Austin’s Proposed Plastic Bag Ban

with 2 comments

It doesn’t take much to drive home the point that single-use bags are wasteful. According to the Austin American-Statesman and the City’s Solid Waste Services Department, Austinites use 263 million plastic bags a year, and the bags cost the City $850,000 a year to put in landfills and to clean up as litter. Additional studies have clearly proven the same – and pragmatically, when it comes to reducing waste, using something once before discarding it doesn’t help at all.

Austin mayor Lee Leffingwell proposed a city-wide ban of plastic bags earlier this week. The proposal follows a failed voluntary ban enacted in 2008, in which six large Austin retailers (the only retailers the ban targeted) agreed to try to voluntarily reduce their use of plastic bags. From January 2008 to June 2009, these retailers purchased 3,454,522 pounds of plastic bags but only recycled 915,882 pounds of plastic during the same time frame – indicating less than 27 percent of the plastic bags from the participating retailers were actually recycled by the retailers (source: Texas Campaign for the Environment (TCE)). Naturally, Mayor Leffingwell expressed distaste at the poor performance, and vowed to propose a more comprehensive ban. The mayor’s current proposal would ban the bags from all Austin retailers.

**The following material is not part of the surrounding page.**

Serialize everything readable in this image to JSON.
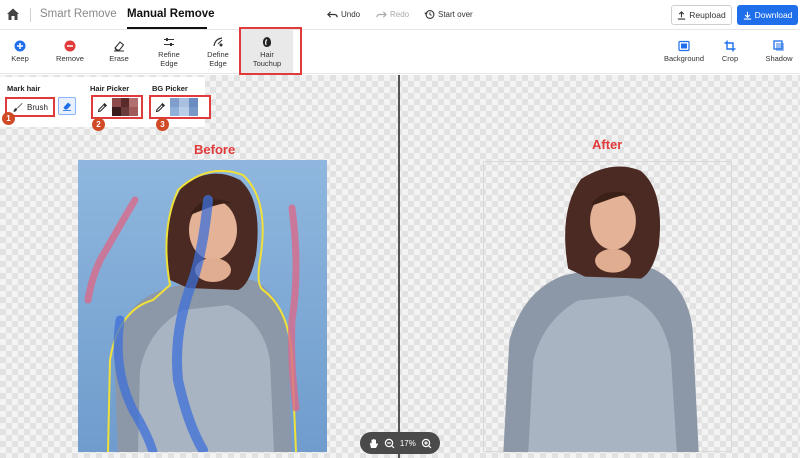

We’ll be attending TCE’s press conference tomorrow morning announcing their support of the ban, where the public may pledge their support formally in the City Council chambers following the conference. If you’d like to attend, the conference will be held at City Hall at 09:30:

A handful of other US cities have enacted bans on plastic bags, including Brownsville, San Francisco, and more recently Portland, which enacted their ban last week.

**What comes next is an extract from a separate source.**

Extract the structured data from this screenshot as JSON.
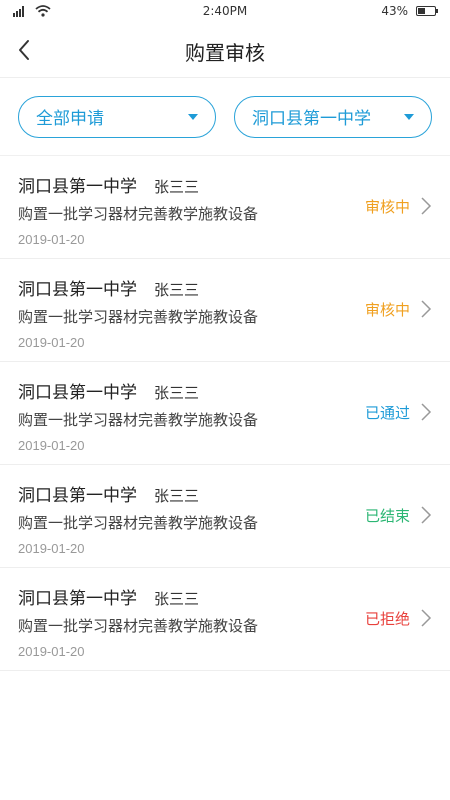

We hope Austin joins these cities in making progress toward reducing waste. At in.gredients, our goal is to encourage responsible consumption behaviors and support efforts at all levels to minimize waste due to single use bags.

Written by Brian Nunnery

August 3, 2011 at 5:24 pm

2 Responses

Subscribe to comments with RSS.

  1. I do avoid using disposable plastic bags when I can. If at Krogers, I usually request paper bags, so I can toss all my recyclable paper material into it, and toss it at the nearest paper bin since our subdivision doesn’t do curbside. Yesterday, since my Dad always goes to Walmart a lot, I bought one of Walmarts reusable bags, and it was only 54 cents! Including tax. Seemed pretty sturdy and a 100% recyclable too.

    However, you gotta admit plastic bags are pretty useful for secondary uses, like wastebasket liners. They don’t always just get tossed right away.

    quikboy

    August 4, 2011 at 6:02 am

  2. I agree with the previous comment about recylcing plastic grocery bags as free wastebasket liners.

    Owning three cats, I scoop a litter box at least once a day into a currently free plastic grocery bag which also includes any other bit of noncompostable/nonrecylceable household trash. I also use the free store produce department bags to wrap my home-baked breads plus use them as a “saran” wrap for leftovers.

    Because the shopping bags are free, I haven’t bought a box of trash bags in 5 years or more. A ban on plastic grocery bags would only corner me into purchasing plastic trash bags and plastic wrap.

    Zero reduction in wasted plastic: increased out-of-pocket cost. I guess the Hefty and Glad corporations are delighted over this proposal.

    KeepPlasticBags

    August 5, 2011 at 2:17 pm


Leave a Reply

Fill in your details below or click an icon to log in:

WordPress.com Logo

You are commenting using your WordPress.com account. Log Out / Change )

Twitter picture

You are commenting using your Twitter account. Log Out / Change )

Facebook photo

You are commenting using your Facebook account. Log Out / Change )

Google+ photo

You are commenting using your Google+ account. Log Out / Change )

Connecting to %s

%d bloggers like this: